“The departments of classical study of ancient India (Indology) and South Asian studies in the West are today the last bastions of colonialism,” Agarwal said. “Indians in general and Hindus in particular are still perceived by Western academics as the ‘exotic, erotic other’ through a very distorted and a demeaning lens. In the name of scholarship, which is really hatred and racism in disguise, Hindus are routinely characterized as misogynists, oppressive, minority killing, irrational, violent and debauched. Indian culture is reduced to ‘cows, caste, curry, sati and dowry.’ The fault lines in the Indians’ society are exaggerated in these so-called works of research, in a replay of the ‘divide-and-rule’ policies of British imperialists in colonial India.”

Paul B. Courtright, a professor emeritus of religion at Emory University whose 1989 book Ganesa: Lord of Obstacles, Lord of Beginnings (Oxford University Press) has been criticized by both Agarwal and Malhotra (Courtright has the distinction of being one of Doniger’s metaphorical children), said the image of Western scholars as all being out to criticize Hinduism is a caricature — which is ironic, he said, because the critics accuse scholars of Hinduism of caricaturing the religion.

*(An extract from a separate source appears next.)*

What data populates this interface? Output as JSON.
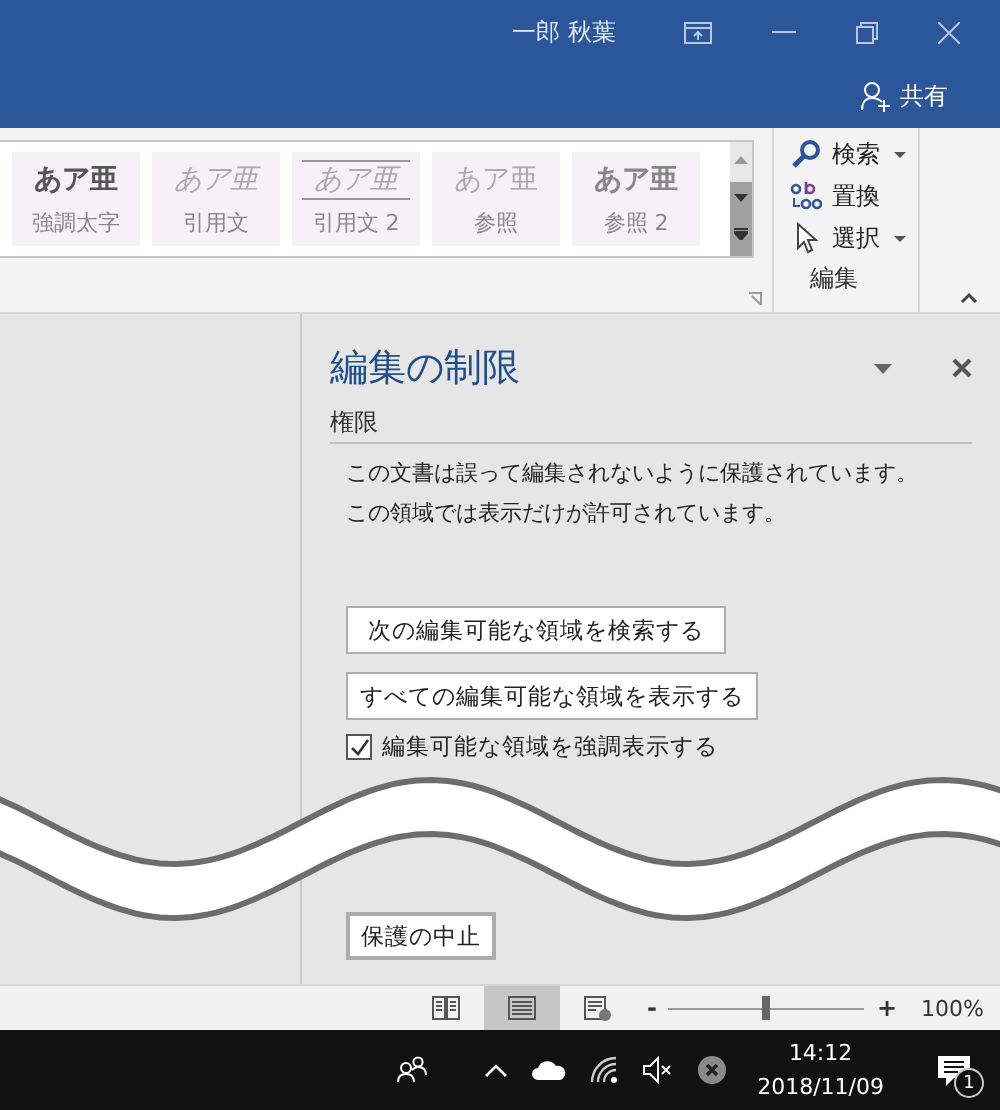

“This slightly paranoid notion that we just can’t find enough bad things to say about Hinduism is just nonsense,” Courtright said.

Jeffrey J. Kripal, the J. Newton Rayzor Chair in Philosophy and Religious Thought at Rice University — and another of Doniger’s so-called children — said he thinks the critics are sincere in their beliefs that Hinduism is being mischaracterized or misconstrued by Western scholars. “But I think it’s simply false,” Kripal said. “They’re not being focused on in any unusual way. Anyone in the study of religion knows that infinitely more has been said about the sexualities of the Bible than any Hindu scripture or Hinduism altogether. The methods and the ideas that they object to are just standard fare in the humanities and the study of religion, and they’re applied across the board, first and foremost to the Western tradition.”

“When Western, white scholars study Hinduism they do so out of love,” Kripal continued. “Nobody studies Hinduism to colonize it or to demean it. It takes decades to learn the languages and to live in India, and we do all of that with very little guarantee that we’ll ever even get a job. Scholars of religion are incredibly dedicated and study what they study out of deep, deep respect and admiration for the traditions. It doesn’t mean they believe them or agree with them, but they’re certainly not out do the things these Hindutva voices claim.” [. . .]